“The best thing for me is working in the sun," says Martin Nicholls who runs his own landscape gardening business. "I love being outdoors and I can't imagine working in an office day in day out. I also love the job satisfaction of seeing things being built from ideas to realisation. I get a buzz problem solving. I also love the fact the work is so physical."
...and the bad
“The worst thing is working in the bad weather, having dirty hands and clothes all the time and dealing with bad clients.”
Is there study involved?
Anyone with green fingers can start work as a gardener but, as always, letters after your name help. Here’s a list of qualifications that will give your career in the gardening world a boost.
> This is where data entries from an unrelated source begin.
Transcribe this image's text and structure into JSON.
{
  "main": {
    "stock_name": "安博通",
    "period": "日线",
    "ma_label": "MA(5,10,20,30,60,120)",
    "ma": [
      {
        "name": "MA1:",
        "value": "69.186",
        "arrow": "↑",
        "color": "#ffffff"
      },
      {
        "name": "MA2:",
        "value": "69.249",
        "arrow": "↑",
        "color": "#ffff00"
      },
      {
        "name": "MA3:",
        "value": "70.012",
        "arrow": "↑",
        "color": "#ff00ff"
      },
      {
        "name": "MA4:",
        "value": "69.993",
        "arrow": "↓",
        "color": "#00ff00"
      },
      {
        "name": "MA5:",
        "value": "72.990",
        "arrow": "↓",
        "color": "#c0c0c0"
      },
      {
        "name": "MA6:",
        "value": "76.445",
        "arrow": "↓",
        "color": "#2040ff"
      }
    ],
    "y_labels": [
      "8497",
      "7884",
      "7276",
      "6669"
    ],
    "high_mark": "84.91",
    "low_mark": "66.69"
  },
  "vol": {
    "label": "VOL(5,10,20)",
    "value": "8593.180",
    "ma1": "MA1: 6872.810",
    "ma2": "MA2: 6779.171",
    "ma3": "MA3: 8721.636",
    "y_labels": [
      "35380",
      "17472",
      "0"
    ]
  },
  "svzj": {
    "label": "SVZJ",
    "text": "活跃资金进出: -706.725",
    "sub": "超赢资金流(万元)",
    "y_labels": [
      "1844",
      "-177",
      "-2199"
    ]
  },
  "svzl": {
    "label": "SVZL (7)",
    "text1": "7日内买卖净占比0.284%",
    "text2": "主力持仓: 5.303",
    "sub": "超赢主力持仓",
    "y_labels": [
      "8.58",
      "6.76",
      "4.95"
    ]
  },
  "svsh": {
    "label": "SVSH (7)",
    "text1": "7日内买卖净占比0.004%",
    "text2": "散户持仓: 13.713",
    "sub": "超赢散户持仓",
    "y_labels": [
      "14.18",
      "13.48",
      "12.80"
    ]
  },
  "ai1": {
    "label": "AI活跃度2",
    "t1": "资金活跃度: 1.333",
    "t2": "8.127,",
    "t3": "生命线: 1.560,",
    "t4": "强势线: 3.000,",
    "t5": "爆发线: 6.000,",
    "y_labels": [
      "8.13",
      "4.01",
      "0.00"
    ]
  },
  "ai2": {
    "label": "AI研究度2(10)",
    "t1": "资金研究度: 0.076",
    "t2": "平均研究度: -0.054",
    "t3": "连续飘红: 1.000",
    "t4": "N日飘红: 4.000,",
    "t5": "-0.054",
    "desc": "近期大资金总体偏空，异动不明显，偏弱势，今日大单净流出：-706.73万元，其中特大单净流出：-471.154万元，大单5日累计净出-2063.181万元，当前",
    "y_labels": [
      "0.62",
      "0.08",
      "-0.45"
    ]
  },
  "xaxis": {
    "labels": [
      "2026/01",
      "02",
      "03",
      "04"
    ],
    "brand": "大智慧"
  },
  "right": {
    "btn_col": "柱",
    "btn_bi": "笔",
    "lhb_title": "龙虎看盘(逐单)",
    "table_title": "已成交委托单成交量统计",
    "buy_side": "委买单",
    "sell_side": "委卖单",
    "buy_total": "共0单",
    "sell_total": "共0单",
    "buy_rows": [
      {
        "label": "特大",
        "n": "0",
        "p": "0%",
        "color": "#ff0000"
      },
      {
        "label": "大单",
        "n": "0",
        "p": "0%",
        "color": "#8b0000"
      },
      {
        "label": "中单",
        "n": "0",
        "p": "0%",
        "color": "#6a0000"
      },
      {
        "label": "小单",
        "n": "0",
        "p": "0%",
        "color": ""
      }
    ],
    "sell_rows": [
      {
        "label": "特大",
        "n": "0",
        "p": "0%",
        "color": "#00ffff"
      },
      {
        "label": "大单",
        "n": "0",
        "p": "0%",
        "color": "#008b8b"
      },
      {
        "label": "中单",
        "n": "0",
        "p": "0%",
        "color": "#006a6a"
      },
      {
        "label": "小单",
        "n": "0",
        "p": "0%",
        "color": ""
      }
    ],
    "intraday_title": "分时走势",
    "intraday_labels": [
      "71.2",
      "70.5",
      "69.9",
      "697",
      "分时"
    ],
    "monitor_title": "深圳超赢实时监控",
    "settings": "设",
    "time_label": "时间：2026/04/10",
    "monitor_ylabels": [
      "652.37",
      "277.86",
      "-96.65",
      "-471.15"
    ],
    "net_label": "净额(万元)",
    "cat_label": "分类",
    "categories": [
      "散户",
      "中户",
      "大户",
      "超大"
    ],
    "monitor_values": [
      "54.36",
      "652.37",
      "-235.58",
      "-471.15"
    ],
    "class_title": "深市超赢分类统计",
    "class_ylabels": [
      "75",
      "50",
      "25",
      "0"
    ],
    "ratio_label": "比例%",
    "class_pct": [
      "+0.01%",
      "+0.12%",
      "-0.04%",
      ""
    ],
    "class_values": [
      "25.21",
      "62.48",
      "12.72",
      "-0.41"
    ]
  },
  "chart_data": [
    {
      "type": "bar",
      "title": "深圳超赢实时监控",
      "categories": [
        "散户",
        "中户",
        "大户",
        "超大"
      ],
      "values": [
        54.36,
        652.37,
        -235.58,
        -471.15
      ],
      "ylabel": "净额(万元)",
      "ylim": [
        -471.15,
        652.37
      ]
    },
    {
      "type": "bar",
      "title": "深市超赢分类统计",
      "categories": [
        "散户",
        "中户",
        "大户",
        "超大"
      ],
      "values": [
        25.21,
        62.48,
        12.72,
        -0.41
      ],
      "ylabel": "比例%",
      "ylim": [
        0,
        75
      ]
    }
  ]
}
RHS General Certificate in horticulture: covers the basic principles of gardening and is often taken as a precursor to higher qualifications.
NVQ/SVQ: a demonstration of competence carried out at your workplace. Levels range from 1 to 5 and can be taken in horticulture, forestry, floristry or conservation.
BTEC First Diploma Award in horticulture: an introductory course to hard and soft landscaping and commercial horticulture. The First Diploma Award allows entry to the BTEC National Diploma in Agriculture.
BTEC Level 3 National Diploma in horticulture: an introduction to the principles of rock and water landscape production, plant production and garden design.
Or, take it further with BTEC Level 5 Higher National Diploma in horticulture and choose to specialise in a particular area.
Need additional qualifications? Find a course at our Learning Zone
OK, I'm interested... But is it really the job for me?
Anyone who loves to be outdoors and gets a buzz from nurturing nature is an ideal candidate to train to work as a gardener. You’ll need to be healthy and robust plus a strong creative instinct will give you an advantage. Basically, if you like sitting on your sofa for hours watching TV, this isn't for you.